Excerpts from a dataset

——————————

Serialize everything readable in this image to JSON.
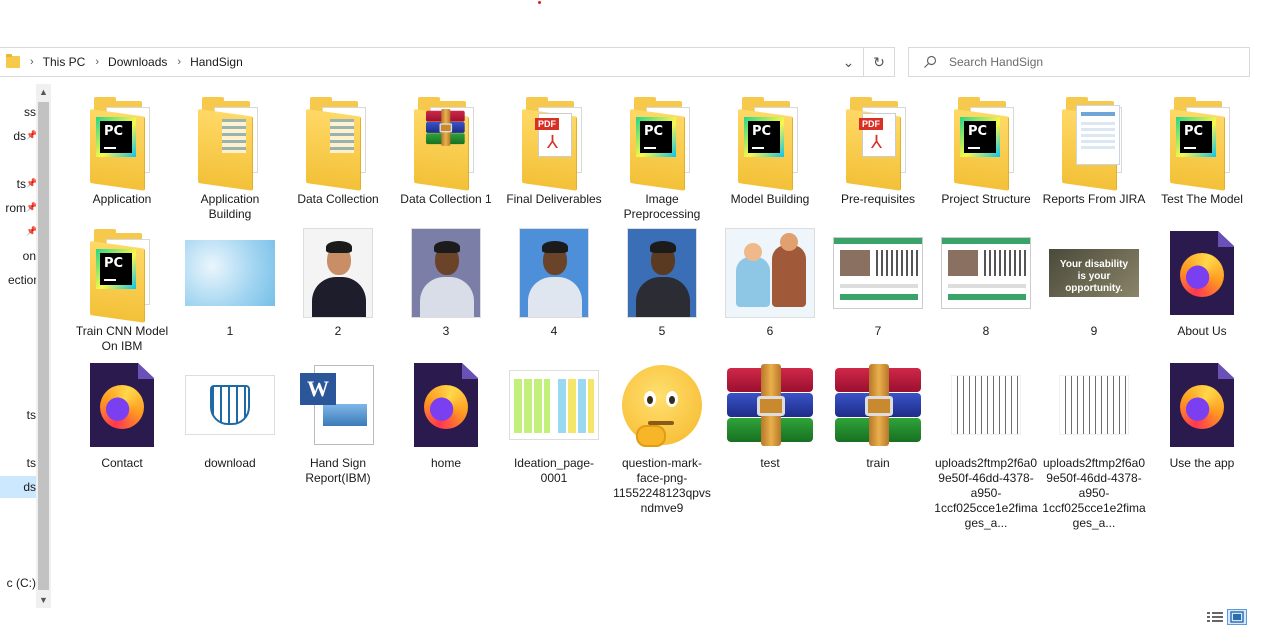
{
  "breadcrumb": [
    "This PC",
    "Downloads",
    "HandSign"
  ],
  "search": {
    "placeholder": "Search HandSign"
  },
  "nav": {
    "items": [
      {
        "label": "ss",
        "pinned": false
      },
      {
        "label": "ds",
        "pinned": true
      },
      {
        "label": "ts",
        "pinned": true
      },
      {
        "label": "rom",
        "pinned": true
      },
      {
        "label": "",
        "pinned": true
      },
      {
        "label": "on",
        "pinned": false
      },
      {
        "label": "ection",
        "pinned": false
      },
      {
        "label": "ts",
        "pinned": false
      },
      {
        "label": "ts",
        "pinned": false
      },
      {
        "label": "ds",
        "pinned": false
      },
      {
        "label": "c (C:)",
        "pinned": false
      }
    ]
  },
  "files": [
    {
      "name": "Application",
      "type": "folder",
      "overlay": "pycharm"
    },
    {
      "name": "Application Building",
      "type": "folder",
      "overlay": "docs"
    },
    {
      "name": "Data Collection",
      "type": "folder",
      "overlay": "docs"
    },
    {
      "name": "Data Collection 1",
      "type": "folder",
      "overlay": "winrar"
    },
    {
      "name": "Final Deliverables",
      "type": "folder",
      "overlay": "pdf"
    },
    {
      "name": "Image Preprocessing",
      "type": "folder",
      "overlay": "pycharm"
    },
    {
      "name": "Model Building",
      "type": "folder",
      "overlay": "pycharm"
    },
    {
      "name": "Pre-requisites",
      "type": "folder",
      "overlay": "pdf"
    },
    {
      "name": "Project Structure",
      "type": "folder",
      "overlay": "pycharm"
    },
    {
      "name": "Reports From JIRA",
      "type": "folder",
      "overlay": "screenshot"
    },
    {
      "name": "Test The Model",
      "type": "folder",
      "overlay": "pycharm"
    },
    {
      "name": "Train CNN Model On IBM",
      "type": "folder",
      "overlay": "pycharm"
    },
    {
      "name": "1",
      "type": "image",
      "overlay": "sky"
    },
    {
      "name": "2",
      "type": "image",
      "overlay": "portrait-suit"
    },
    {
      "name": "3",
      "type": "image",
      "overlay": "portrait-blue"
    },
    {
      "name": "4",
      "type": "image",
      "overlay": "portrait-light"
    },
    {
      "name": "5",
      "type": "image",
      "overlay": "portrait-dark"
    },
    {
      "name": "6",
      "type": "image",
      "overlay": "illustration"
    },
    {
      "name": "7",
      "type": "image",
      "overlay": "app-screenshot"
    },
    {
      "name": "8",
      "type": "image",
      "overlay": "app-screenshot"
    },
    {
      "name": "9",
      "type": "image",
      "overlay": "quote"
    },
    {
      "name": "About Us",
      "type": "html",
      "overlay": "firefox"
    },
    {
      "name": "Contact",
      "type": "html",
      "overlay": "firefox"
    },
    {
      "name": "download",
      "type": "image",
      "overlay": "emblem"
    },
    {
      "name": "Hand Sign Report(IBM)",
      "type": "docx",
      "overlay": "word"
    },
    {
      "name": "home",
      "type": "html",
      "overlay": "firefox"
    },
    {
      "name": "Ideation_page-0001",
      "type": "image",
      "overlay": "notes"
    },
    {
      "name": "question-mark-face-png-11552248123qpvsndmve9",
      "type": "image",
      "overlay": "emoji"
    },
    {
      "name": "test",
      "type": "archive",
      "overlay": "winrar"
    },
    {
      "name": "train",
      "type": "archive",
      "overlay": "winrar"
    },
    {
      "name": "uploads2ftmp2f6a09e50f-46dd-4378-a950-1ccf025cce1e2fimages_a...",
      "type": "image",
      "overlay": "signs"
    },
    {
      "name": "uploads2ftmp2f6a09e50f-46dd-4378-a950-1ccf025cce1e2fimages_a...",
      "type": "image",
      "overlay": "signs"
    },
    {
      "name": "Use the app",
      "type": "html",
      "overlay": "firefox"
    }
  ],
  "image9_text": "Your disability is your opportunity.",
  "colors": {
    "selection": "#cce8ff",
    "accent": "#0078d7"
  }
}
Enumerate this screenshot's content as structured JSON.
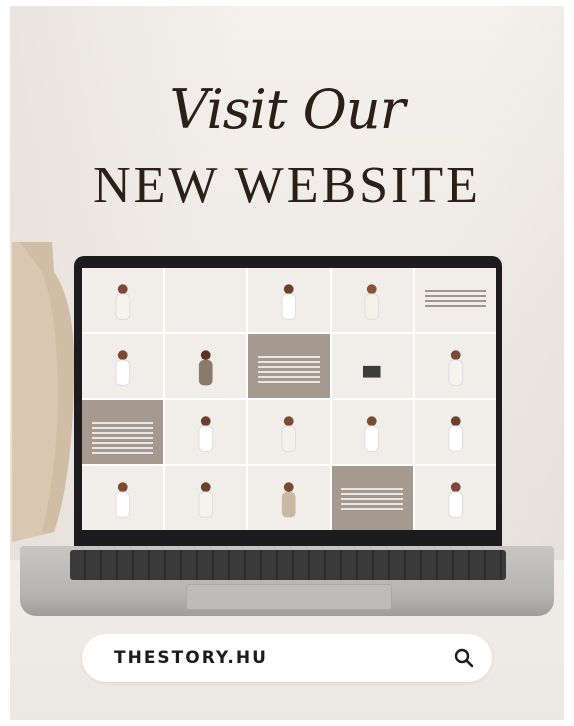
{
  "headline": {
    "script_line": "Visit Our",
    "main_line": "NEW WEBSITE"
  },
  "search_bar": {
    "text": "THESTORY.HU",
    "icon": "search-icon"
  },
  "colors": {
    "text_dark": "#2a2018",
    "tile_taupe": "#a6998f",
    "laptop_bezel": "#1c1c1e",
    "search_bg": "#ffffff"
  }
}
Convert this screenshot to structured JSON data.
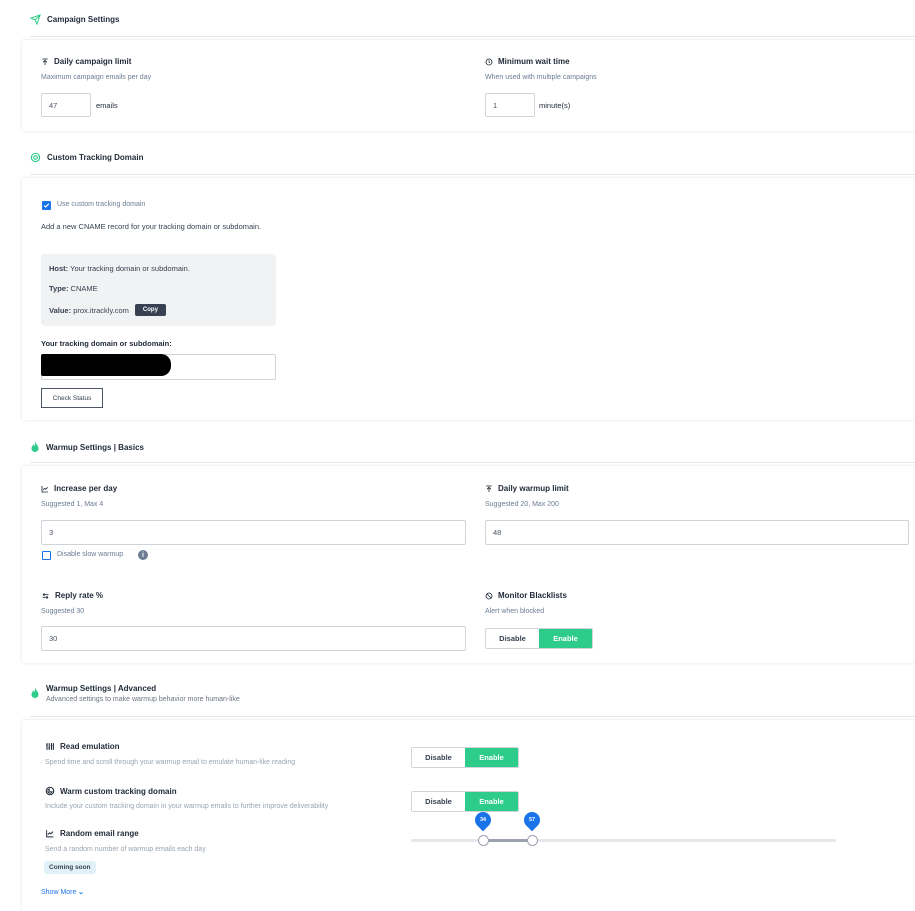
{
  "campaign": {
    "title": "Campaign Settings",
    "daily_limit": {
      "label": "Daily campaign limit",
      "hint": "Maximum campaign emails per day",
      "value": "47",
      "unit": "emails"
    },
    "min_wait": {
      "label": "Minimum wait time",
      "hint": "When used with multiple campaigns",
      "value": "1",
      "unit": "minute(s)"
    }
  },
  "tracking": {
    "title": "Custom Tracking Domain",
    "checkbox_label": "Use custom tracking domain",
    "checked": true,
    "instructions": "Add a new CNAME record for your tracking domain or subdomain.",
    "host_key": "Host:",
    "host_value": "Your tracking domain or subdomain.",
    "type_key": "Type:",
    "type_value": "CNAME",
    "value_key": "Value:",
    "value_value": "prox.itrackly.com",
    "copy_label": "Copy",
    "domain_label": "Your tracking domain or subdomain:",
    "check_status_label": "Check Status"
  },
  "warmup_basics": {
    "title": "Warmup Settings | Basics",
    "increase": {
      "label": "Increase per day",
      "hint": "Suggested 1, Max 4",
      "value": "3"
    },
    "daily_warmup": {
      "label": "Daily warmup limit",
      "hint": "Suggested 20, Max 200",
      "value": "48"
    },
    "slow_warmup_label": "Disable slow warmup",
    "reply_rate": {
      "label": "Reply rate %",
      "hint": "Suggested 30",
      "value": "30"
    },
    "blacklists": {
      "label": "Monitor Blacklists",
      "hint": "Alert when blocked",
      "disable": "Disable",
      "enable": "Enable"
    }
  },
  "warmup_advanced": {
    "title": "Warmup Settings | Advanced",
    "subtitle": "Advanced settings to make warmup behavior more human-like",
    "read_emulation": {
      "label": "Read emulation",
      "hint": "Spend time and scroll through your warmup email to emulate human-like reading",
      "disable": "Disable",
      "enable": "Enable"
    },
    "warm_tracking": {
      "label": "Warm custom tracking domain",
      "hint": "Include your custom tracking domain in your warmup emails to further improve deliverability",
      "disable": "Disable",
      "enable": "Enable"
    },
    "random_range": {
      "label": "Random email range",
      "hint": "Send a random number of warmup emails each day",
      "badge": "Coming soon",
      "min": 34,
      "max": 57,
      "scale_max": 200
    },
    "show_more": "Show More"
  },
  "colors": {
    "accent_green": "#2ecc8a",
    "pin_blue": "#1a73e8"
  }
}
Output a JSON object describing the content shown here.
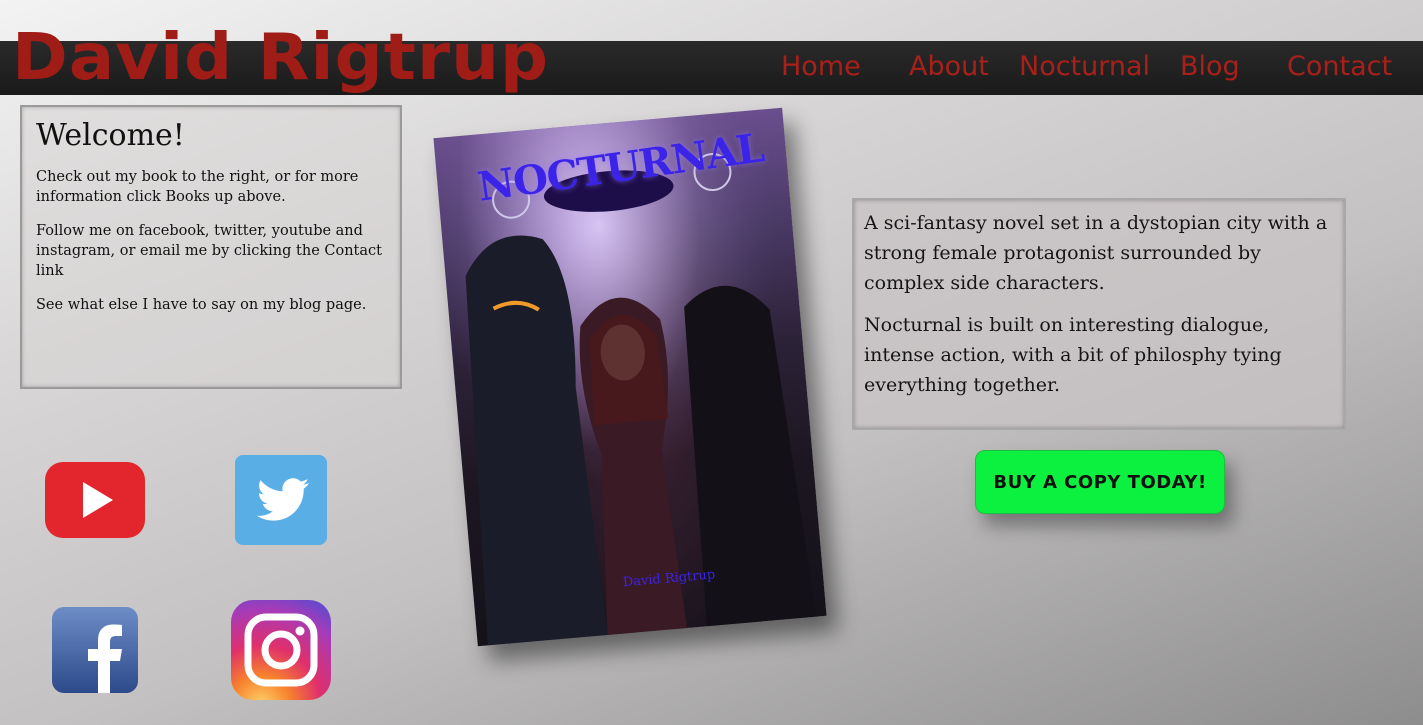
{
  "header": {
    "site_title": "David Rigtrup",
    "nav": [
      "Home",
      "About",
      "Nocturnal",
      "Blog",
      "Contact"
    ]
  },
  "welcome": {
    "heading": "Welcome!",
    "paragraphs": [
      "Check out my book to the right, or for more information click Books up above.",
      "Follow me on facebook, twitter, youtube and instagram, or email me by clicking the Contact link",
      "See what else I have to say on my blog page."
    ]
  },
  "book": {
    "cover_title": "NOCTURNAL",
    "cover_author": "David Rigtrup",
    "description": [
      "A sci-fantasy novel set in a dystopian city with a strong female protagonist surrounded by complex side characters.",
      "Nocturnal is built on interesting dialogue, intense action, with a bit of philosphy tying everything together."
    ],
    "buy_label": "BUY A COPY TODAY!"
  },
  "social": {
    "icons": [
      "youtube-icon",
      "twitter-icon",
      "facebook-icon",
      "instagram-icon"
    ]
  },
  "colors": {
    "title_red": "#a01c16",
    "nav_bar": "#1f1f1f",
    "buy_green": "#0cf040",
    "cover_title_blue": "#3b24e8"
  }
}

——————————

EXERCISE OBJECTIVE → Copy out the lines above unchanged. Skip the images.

TASK ANSWER →
Serialize everything readable in this image to JSON.
{
  "breadcrumb": [
    "This PC",
    "Downloads",
    "HandSign"
  ],
  "search": {
    "placeholder": "Search HandSign"
  },
  "nav": {
    "items": [
      {
        "label": "ss",
        "pinned": false
      },
      {
        "label": "ds",
        "pinned": true
      },
      {
        "label": "ts",
        "pinned": true
      },
      {
        "label": "rom",
        "pinned": true
      },
      {
        "label": "",
        "pinned": true
      },
      {
        "label": "on",
        "pinned": false
      },
      {
        "label": "ection",
        "pinned": false
      },
      {
        "label": "ts",
        "pinned": false
      },
      {
        "label": "ts",
        "pinned": false
      },
      {
        "label": "ds",
        "pinned": false
      },
      {
        "label": "c (C:)",
        "pinned": false
      }
    ]
  },
  "files": [
    {
      "name": "Application",
      "type": "folder",
      "overlay": "pycharm"
    },
    {
      "name": "Application Building",
      "type": "folder",
      "overlay": "docs"
    },
    {
      "name": "Data Collection",
      "type": "folder",
      "overlay": "docs"
    },
    {
      "name": "Data Collection 1",
      "type": "folder",
      "overlay": "winrar"
    },
    {
      "name": "Final Deliverables",
      "type": "folder",
      "overlay": "pdf"
    },
    {
      "name": "Image Preprocessing",
      "type": "folder",
      "overlay": "pycharm"
    },
    {
      "name": "Model Building",
      "type": "folder",
      "overlay": "pycharm"
    },
    {
      "name": "Pre-requisites",
      "type": "folder",
      "overlay": "pdf"
    },
    {
      "name": "Project Structure",
      "type": "folder",
      "overlay": "pycharm"
    },
    {
      "name": "Reports From JIRA",
      "type": "folder",
      "overlay": "screenshot"
    },
    {
      "name": "Test The Model",
      "type": "folder",
      "overlay": "pycharm"
    },
    {
      "name": "Train CNN Model On IBM",
      "type": "folder",
      "overlay": "pycharm"
    },
    {
      "name": "1",
      "type": "image",
      "overlay": "sky"
    },
    {
      "name": "2",
      "type": "image",
      "overlay": "portrait-suit"
    },
    {
      "name": "3",
      "type": "image",
      "overlay": "portrait-blue"
    },
    {
      "name": "4",
      "type": "image",
      "overlay": "portrait-light"
    },
    {
      "name": "5",
      "type": "image",
      "overlay": "portrait-dark"
    },
    {
      "name": "6",
      "type": "image",
      "overlay": "illustration"
    },
    {
      "name": "7",
      "type": "image",
      "overlay": "app-screenshot"
    },
    {
      "name": "8",
      "type": "image",
      "overlay": "app-screenshot"
    },
    {
      "name": "9",
      "type": "image",
      "overlay": "quote"
    },
    {
      "name": "About Us",
      "type": "html",
      "overlay": "firefox"
    },
    {
      "name": "Contact",
      "type": "html",
      "overlay": "firefox"
    },
    {
      "name": "download",
      "type": "image",
      "overlay": "emblem"
    },
    {
      "name": "Hand Sign Report(IBM)",
      "type": "docx",
      "overlay": "word"
    },
    {
      "name": "home",
      "type": "html",
      "overlay": "firefox"
    },
    {
      "name": "Ideation_page-0001",
      "type": "image",
      "overlay": "notes"
    },
    {
      "name": "question-mark-face-png-11552248123qpvsndmve9",
      "type": "image",
      "overlay": "emoji"
    },
    {
      "name": "test",
      "type": "archive",
      "overlay": "winrar"
    },
    {
      "name": "train",
      "type": "archive",
      "overlay": "winrar"
    },
    {
      "name": "uploads2ftmp2f6a09e50f-46dd-4378-a950-1ccf025cce1e2fimages_a...",
      "type": "image",
      "overlay": "signs"
    },
    {
      "name": "uploads2ftmp2f6a09e50f-46dd-4378-a950-1ccf025cce1e2fimages_a...",
      "type": "image",
      "overlay": "signs"
    },
    {
      "name": "Use the app",
      "type": "html",
      "overlay": "firefox"
    }
  ],
  "image9_text": "Your disability is your opportunity.",
  "colors": {
    "selection": "#cce8ff",
    "accent": "#0078d7"
  }
}
Enumerate this screenshot's content as structured JSON.
{
  "headline": {
    "script_line": "Visit Our",
    "main_line": "NEW WEBSITE"
  },
  "search_bar": {
    "text": "THESTORY.HU",
    "icon": "search-icon"
  },
  "colors": {
    "text_dark": "#2a2018",
    "tile_taupe": "#a6998f",
    "laptop_bezel": "#1c1c1e",
    "search_bg": "#ffffff"
  }
}
Convert this screenshot to structured JSON data.
{
  "campaign": {
    "title": "Campaign Settings",
    "daily_limit": {
      "label": "Daily campaign limit",
      "hint": "Maximum campaign emails per day",
      "value": "47",
      "unit": "emails"
    },
    "min_wait": {
      "label": "Minimum wait time",
      "hint": "When used with multiple campaigns",
      "value": "1",
      "unit": "minute(s)"
    }
  },
  "tracking": {
    "title": "Custom Tracking Domain",
    "checkbox_label": "Use custom tracking domain",
    "checked": true,
    "instructions": "Add a new CNAME record for your tracking domain or subdomain.",
    "host_key": "Host:",
    "host_value": "Your tracking domain or subdomain.",
    "type_key": "Type:",
    "type_value": "CNAME",
    "value_key": "Value:",
    "value_value": "prox.itrackly.com",
    "copy_label": "Copy",
    "domain_label": "Your tracking domain or subdomain:",
    "check_status_label": "Check Status"
  },
  "warmup_basics": {
    "title": "Warmup Settings | Basics",
    "increase": {
      "label": "Increase per day",
      "hint": "Suggested 1, Max 4",
      "value": "3"
    },
    "daily_warmup": {
      "label": "Daily warmup limit",
      "hint": "Suggested 20, Max 200",
      "value": "48"
    },
    "slow_warmup_label": "Disable slow warmup",
    "reply_rate": {
      "label": "Reply rate %",
      "hint": "Suggested 30",
      "value": "30"
    },
    "blacklists": {
      "label": "Monitor Blacklists",
      "hint": "Alert when blocked",
      "disable": "Disable",
      "enable": "Enable"
    }
  },
  "warmup_advanced": {
    "title": "Warmup Settings | Advanced",
    "subtitle": "Advanced settings to make warmup behavior more human-like",
    "read_emulation": {
      "label": "Read emulation",
      "hint": "Spend time and scroll through your warmup email to emulate human-like reading",
      "disable": "Disable",
      "enable": "Enable"
    },
    "warm_tracking": {
      "label": "Warm custom tracking domain",
      "hint": "Include your custom tracking domain in your warmup emails to further improve deliverability",
      "disable": "Disable",
      "enable": "Enable"
    },
    "random_range": {
      "label": "Random email range",
      "hint": "Send a random number of warmup emails each day",
      "badge": "Coming soon",
      "min": 34,
      "max": 57,
      "scale_max": 200
    },
    "show_more": "Show More"
  },
  "colors": {
    "accent_green": "#2ecc8a",
    "pin_blue": "#1a73e8"
  }
}
Output a JSON object describing the content shown here.
{
  "header": {
    "site_title": "David Rigtrup",
    "nav": [
      "Home",
      "About",
      "Nocturnal",
      "Blog",
      "Contact"
    ]
  },
  "welcome": {
    "heading": "Welcome!",
    "paragraphs": [
      "Check out my book to the right, or for more information click Books up above.",
      "Follow me on facebook, twitter, youtube and instagram, or email me by clicking the Contact link",
      "See what else I have to say on my blog page."
    ]
  },
  "book": {
    "cover_title": "NOCTURNAL",
    "cover_author": "David Rigtrup",
    "description": [
      "A sci-fantasy novel set in a dystopian city with a strong female protagonist surrounded by complex side characters.",
      "Nocturnal is built on interesting dialogue, intense action, with a bit of philosphy tying everything together."
    ],
    "buy_label": "BUY A COPY TODAY!"
  },
  "social": {
    "icons": [
      "youtube-icon",
      "twitter-icon",
      "facebook-icon",
      "instagram-icon"
    ]
  },
  "colors": {
    "title_red": "#a01c16",
    "nav_bar": "#1f1f1f",
    "buy_green": "#0cf040",
    "cover_title_blue": "#3b24e8"
  }
}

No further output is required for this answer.